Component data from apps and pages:
▼▼▼

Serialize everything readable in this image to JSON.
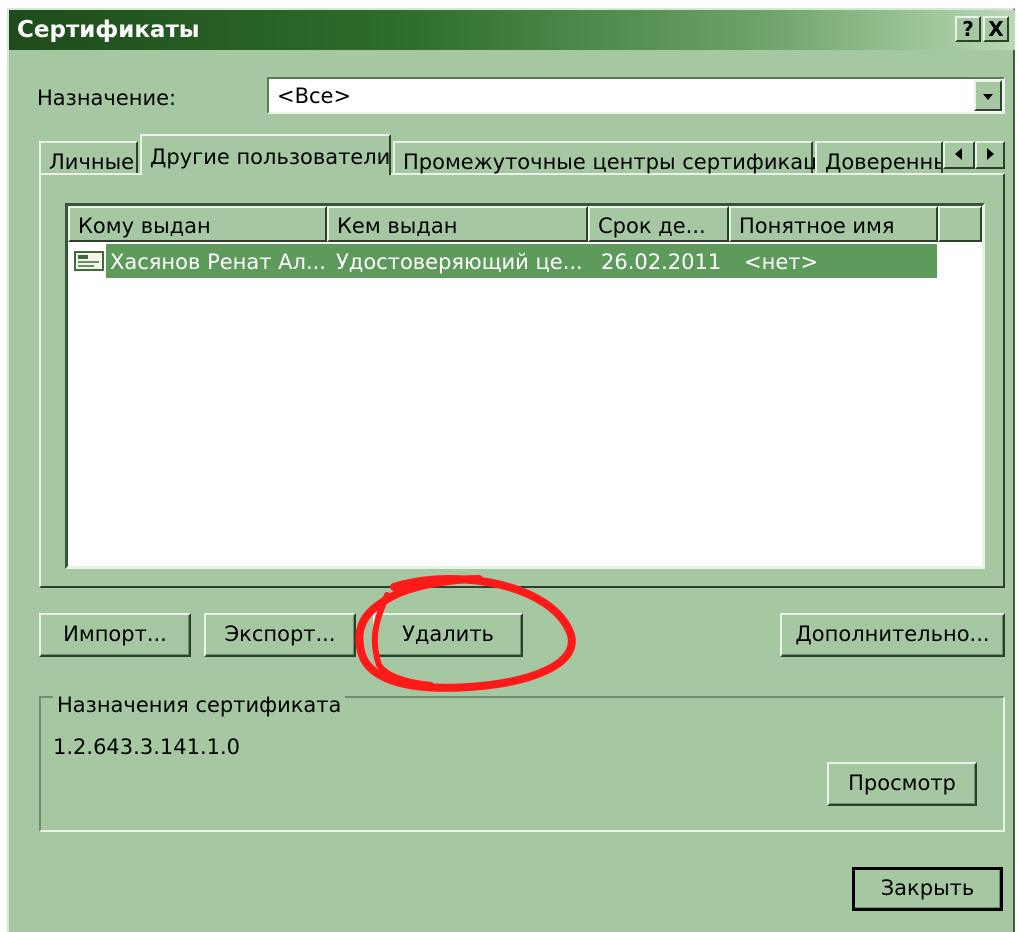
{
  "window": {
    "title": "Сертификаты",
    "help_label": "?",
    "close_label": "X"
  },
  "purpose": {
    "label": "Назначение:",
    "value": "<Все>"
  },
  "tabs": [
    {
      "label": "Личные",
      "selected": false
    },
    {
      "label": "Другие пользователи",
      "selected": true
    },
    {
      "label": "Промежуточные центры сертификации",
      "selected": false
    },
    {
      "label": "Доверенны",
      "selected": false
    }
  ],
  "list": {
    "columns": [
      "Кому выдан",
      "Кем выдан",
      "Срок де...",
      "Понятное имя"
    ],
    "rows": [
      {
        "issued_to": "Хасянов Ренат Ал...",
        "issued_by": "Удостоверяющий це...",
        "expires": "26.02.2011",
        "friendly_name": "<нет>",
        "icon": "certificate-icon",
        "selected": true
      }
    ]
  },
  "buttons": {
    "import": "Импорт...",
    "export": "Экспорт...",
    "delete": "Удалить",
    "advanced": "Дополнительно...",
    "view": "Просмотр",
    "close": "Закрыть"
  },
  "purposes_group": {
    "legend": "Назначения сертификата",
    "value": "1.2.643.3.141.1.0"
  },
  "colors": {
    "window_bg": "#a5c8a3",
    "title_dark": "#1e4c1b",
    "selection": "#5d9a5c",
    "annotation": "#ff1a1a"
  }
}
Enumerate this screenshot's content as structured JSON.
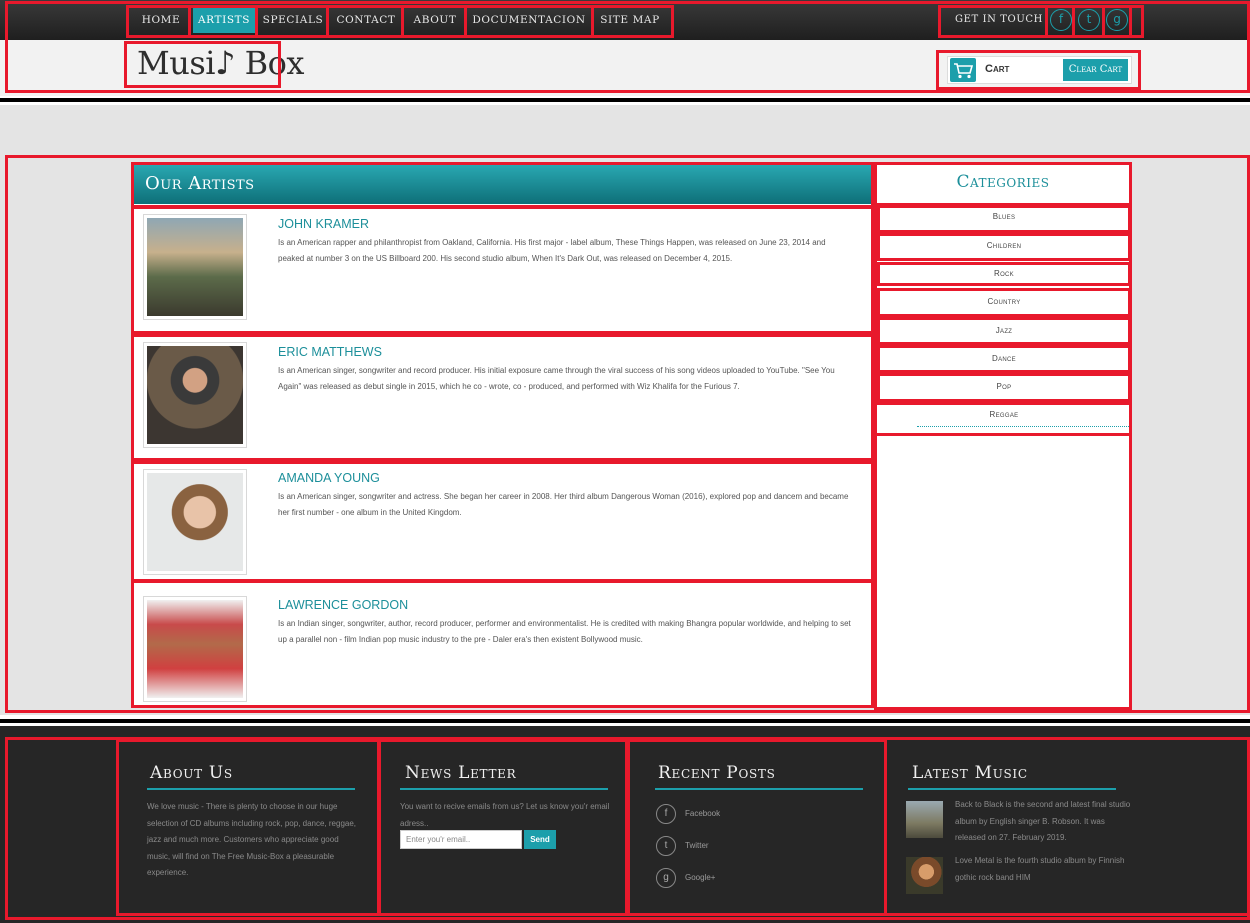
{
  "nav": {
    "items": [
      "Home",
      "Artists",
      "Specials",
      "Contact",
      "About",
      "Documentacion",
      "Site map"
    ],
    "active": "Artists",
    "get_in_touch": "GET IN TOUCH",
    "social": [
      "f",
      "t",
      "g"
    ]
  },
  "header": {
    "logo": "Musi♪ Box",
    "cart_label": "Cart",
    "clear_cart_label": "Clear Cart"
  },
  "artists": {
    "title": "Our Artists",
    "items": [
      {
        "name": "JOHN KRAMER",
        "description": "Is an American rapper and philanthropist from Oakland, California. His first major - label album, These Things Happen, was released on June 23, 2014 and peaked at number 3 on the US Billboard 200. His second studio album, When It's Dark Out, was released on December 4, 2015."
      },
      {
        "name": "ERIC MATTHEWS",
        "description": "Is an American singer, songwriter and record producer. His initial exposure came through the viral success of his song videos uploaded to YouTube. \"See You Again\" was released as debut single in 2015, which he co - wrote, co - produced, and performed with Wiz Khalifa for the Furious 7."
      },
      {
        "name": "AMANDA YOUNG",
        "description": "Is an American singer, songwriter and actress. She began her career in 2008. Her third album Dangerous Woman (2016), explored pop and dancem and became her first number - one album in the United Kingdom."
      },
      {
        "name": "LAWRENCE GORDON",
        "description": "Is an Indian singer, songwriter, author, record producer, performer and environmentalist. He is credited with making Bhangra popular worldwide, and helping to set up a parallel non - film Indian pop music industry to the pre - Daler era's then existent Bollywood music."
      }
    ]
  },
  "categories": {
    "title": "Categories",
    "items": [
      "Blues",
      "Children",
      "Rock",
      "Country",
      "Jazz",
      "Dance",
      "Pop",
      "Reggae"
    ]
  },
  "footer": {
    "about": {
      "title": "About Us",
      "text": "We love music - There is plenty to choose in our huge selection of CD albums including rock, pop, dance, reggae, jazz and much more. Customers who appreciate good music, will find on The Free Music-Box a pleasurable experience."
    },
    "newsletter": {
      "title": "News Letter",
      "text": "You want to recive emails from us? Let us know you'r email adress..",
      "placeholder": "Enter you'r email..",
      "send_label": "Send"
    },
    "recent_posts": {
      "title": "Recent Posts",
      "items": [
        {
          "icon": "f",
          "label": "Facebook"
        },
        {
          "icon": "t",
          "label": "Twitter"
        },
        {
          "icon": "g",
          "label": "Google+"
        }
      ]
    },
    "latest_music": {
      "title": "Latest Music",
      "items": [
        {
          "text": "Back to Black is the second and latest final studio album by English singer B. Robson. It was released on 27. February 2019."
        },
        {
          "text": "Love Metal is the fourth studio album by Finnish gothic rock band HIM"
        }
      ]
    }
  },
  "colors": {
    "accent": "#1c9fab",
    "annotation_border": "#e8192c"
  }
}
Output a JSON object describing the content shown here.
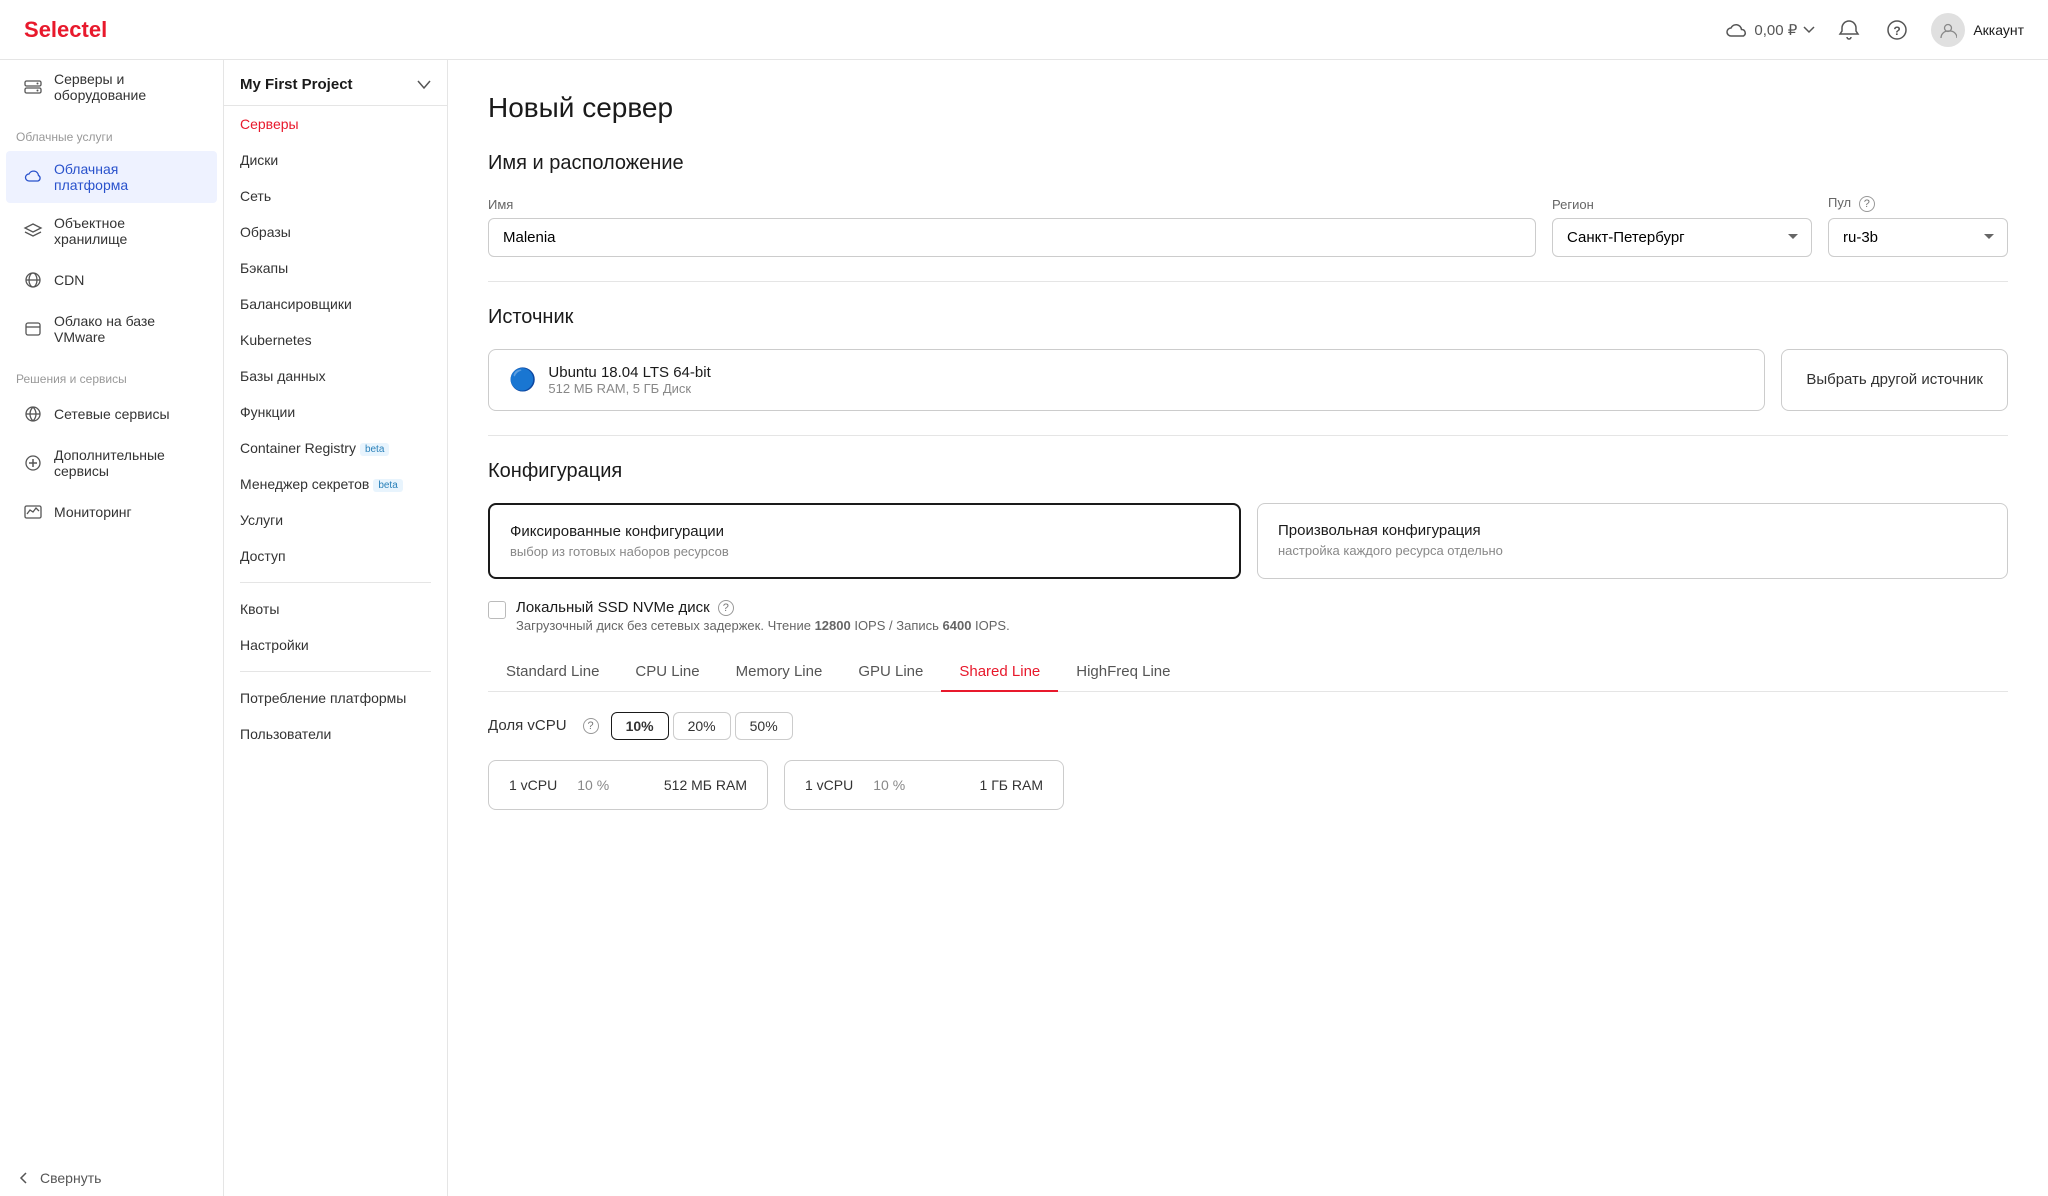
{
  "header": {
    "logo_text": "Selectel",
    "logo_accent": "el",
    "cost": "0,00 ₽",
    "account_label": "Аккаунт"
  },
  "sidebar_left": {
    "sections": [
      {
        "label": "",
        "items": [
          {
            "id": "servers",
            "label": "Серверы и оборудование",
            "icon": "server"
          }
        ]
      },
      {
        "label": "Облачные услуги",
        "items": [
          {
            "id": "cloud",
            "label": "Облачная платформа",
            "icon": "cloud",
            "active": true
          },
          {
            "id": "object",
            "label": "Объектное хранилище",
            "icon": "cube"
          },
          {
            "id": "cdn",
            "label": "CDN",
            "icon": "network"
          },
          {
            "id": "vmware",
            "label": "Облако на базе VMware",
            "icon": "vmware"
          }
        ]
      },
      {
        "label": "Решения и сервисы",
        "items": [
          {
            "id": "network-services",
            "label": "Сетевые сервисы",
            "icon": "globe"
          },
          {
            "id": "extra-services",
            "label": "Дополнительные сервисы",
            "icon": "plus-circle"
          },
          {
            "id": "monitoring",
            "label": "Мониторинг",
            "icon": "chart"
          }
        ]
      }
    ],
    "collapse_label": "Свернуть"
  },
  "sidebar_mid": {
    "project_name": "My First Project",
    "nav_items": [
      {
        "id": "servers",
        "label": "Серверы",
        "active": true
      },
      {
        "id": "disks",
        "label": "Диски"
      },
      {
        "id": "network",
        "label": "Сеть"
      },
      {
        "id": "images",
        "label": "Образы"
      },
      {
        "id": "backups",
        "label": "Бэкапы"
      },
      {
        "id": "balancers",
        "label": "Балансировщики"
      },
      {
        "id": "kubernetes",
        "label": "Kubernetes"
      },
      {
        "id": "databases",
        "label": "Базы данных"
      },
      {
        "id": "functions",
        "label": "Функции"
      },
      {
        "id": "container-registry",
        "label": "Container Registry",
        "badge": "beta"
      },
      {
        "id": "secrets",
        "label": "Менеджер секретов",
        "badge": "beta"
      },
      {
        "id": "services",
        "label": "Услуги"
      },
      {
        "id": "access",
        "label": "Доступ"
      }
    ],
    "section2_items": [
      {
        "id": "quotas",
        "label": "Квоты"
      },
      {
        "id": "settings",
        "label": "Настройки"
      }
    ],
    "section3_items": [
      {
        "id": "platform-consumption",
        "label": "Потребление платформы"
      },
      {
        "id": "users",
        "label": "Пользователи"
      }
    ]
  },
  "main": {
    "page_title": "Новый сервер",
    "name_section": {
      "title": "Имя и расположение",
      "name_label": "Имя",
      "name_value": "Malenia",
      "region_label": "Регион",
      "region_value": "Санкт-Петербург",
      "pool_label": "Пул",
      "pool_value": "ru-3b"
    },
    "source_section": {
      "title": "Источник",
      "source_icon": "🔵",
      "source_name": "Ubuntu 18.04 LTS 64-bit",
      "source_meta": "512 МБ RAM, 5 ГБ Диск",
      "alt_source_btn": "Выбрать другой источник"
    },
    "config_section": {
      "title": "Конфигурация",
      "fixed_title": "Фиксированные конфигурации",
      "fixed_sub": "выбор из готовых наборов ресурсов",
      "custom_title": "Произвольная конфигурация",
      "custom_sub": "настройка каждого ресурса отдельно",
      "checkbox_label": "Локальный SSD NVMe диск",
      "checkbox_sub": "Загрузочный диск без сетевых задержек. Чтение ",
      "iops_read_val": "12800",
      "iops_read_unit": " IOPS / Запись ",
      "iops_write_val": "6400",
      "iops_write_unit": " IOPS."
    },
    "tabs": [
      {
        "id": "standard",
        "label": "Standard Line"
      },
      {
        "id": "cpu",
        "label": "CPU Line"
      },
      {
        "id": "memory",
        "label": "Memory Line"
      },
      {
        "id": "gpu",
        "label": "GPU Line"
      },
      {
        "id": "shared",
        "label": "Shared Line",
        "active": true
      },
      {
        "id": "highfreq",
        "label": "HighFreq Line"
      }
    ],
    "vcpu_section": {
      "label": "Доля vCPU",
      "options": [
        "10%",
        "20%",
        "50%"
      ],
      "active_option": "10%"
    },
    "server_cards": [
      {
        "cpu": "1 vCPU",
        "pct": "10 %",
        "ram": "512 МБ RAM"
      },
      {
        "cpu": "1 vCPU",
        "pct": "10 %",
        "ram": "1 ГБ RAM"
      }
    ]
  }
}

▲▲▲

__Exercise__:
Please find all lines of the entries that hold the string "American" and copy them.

__Worked solution__:
        "description": "Is an American rapper and philanthropist from Oakland, California. His first major - label album, These Things Happen, was released on June 23, 2014 and peaked at number 3 on the US Billboard 200. His second studio album, When It's Dark Out, was released on December 4, 2015."
        "description": "Is an American singer, songwriter and record producer. His initial exposure came through the viral success of his song videos uploaded to YouTube. \"See You Again\" was released as debut single in 2015, which he co - wrote, co - produced, and performed with Wiz Khalifa for the Furious 7."
        "description": "Is an American singer, songwriter and actress. She began her career in 2008. Her third album Dangerous Woman (2016), explored pop and dancem and became her first number - one album in the United Kingdom."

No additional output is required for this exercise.